java.util.HashSet remove(Object o)


On this document we will be showing a java example on how to use the remove() method of HashSet Class. Basically this method provide a facility to remove an element of the HashSet object. A boolean returned value will indicate if the removal of element succeeded.It will return true if it is, otherwise false. If the HashSet does not contain the same as what we are trying to add, a return value would be false. Make a note that a HashSet is unsorted thus the order of elements are random, better watch out on this concept.

The HashSet as majority of the Collection classes make use of Generics such that if we have declared our set like HashSet set = new HashSet()  then the elements of inside our set is of type String. And we cannot insert different object type not unless its a subclass of the object declaration, otherwise a runtime error will be thrown.

The HashSet elements are unique, there would be no two identical elements that can exist.

Important notes for remove() method:

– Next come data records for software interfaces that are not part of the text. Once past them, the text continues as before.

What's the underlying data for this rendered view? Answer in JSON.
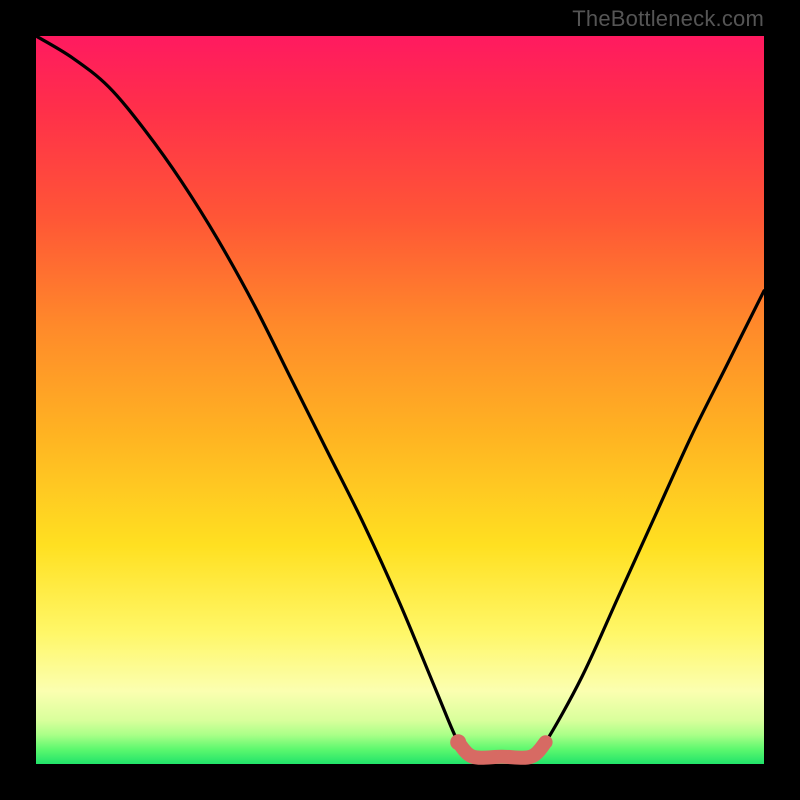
{
  "watermark": "TheBottleneck.com",
  "colors": {
    "frame": "#000000",
    "curve": "#000000",
    "highlight": "#d76a63"
  },
  "chart_data": {
    "type": "line",
    "title": "",
    "xlabel": "",
    "ylabel": "",
    "xlim": [
      0,
      100
    ],
    "ylim": [
      0,
      100
    ],
    "series": [
      {
        "name": "bottleneck-curve",
        "x": [
          0,
          5,
          10,
          15,
          20,
          25,
          30,
          35,
          40,
          45,
          50,
          55,
          58,
          60,
          64,
          68,
          70,
          75,
          80,
          85,
          90,
          95,
          100
        ],
        "y": [
          100,
          97,
          93,
          87,
          80,
          72,
          63,
          53,
          43,
          33,
          22,
          10,
          3,
          1,
          1,
          1,
          3,
          12,
          23,
          34,
          45,
          55,
          65
        ]
      }
    ],
    "highlight": {
      "name": "optimal-zone",
      "x": [
        58,
        60,
        64,
        68,
        70
      ],
      "y": [
        3,
        1,
        1,
        1,
        3
      ]
    },
    "legend": false,
    "grid": false
  }
}
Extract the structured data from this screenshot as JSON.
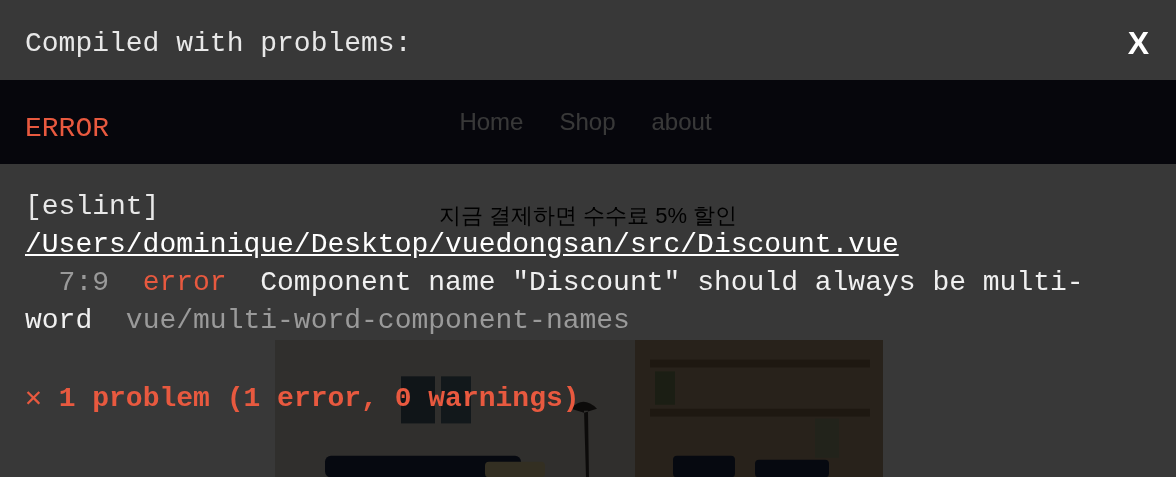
{
  "page": {
    "nav": [
      "Home",
      "Shop",
      "about"
    ],
    "banner": "지금 결제하면 수수료 5% 할인"
  },
  "overlay": {
    "title": "Compiled with problems:",
    "close": "X",
    "error_label": "ERROR",
    "message": {
      "tool": "[eslint]",
      "file": "/Users/dominique/Desktop/vuedongsan/src/Discount.vue",
      "location": "7:9",
      "severity": "error",
      "text": "Component name \"Discount\" should always be multi-word",
      "rule": "vue/multi-word-component-names"
    },
    "summary": "✕ 1 problem (1 error, 0 warnings)"
  }
}
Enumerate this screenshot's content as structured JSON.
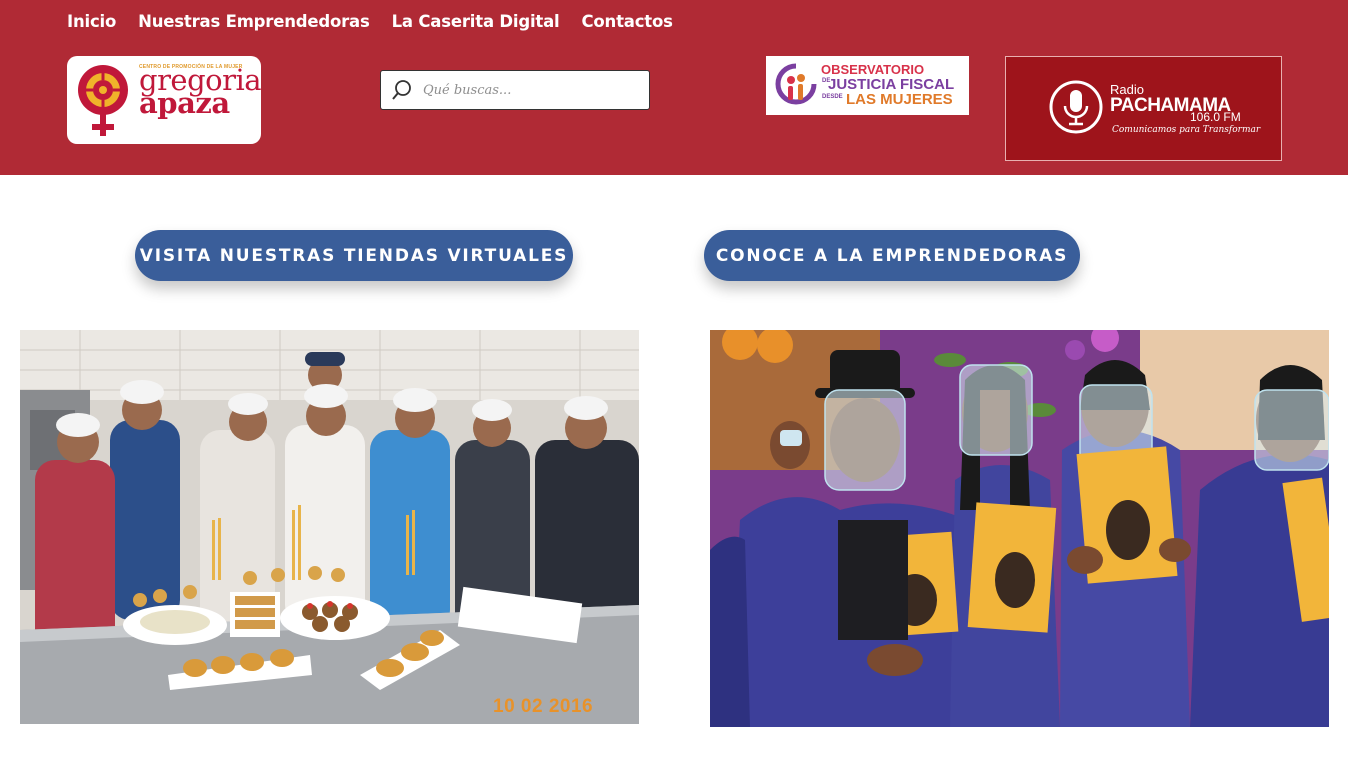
{
  "nav": {
    "items": [
      "Inicio",
      "Nuestras Emprendedoras",
      "La Caserita Digital",
      "Contactos"
    ]
  },
  "logo": {
    "small_text": "CENTRO DE PROMOCIÓN DE LA MUJER",
    "line1": "gregoria",
    "line2": "apaza"
  },
  "search": {
    "placeholder": "Qué buscas..."
  },
  "observatorio": {
    "line1": "OBSERVATORIO",
    "line2_prefix": "DE",
    "line2": "JUSTICIA FISCAL",
    "line3_prefix": "DESDE",
    "line3": "LAS MUJERES"
  },
  "radio": {
    "line1": "Radio",
    "line2": "PACHAMAMA",
    "frequency": "106.0 FM",
    "slogan": "Comunicamos para Transformar"
  },
  "buttons": {
    "stores": "VISITA NUESTRAS TIENDAS VIRTUALES",
    "entrepreneurs": "CONOCE A LA EMPRENDEDORAS"
  },
  "photos": {
    "left_date_stamp": "10 02 2016"
  },
  "colors": {
    "header_bg": "#b02a35",
    "button_bg": "#3a5e9a",
    "radio_bg": "#9e141b"
  }
}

  • specified by remove in interface Collection<E>
  • specified by remove in interface Set<E>
  • overrides remove in class AbstractCollection<E>

Method Syntax

public boolean remove(Object o)

Method Argument

Data Type Parameter Description
Object o element to be removed to this set if it is present

Method Returns

The remove(Object o) method returns true if the set contained the specified element.


Requires Java 1.2 and up

Java HashSet remove() Example

Below is a java code demonstrates the use of remove() method of HashSet class. The example presented might be simple however it shows the behavior of the remove() method.


import static java.lang.System.*;

import java.util.HashSet;

 * This example source code demonstrates the use of  
 * remove() method of HashSet class

public class HashSetRemoveExample {

	public static void main(String[] args) throws InterruptedException {

		// get the HashMap object from the method init()
		HashSet studentSet = init();

		// remove an element
		boolean result = studentSet.remove("Sharon Wallace");
		if (result) {
			out.println("Element successfully removed");
		} else {
			out.println("Element were not present");

		// remove an element that is not present
		result = studentSet.remove("Darwin Ingram");
		if (result) {
			out.println("Element successfully removed");
		} else {
			out.println("Element were not present");


	private static HashSet init() {
		// declare the HashSet object
		HashSet studentSet = new HashSet<>();
		// put contents to our HashMap
		studentSet.add("Shyra Travis");
		studentSet.add("Sharon Wallace");
		studentSet.add("Leo Batista");

		return studentSet;


There are two methods created on the above example, main() and init. The main method calls the init() which initializes and assign values to a HashSet object. The main() method assign to a new HashSet object the returned object by the init() method. An element were tried to be removed to the set by calling the remove() method. Based on the returned value, we have evaluated if the removal is successful or not. If the result is false, the element we are trying to remove is not present.

Sample Output

Below is the sample output when you run the above example.

HashSet remove() example output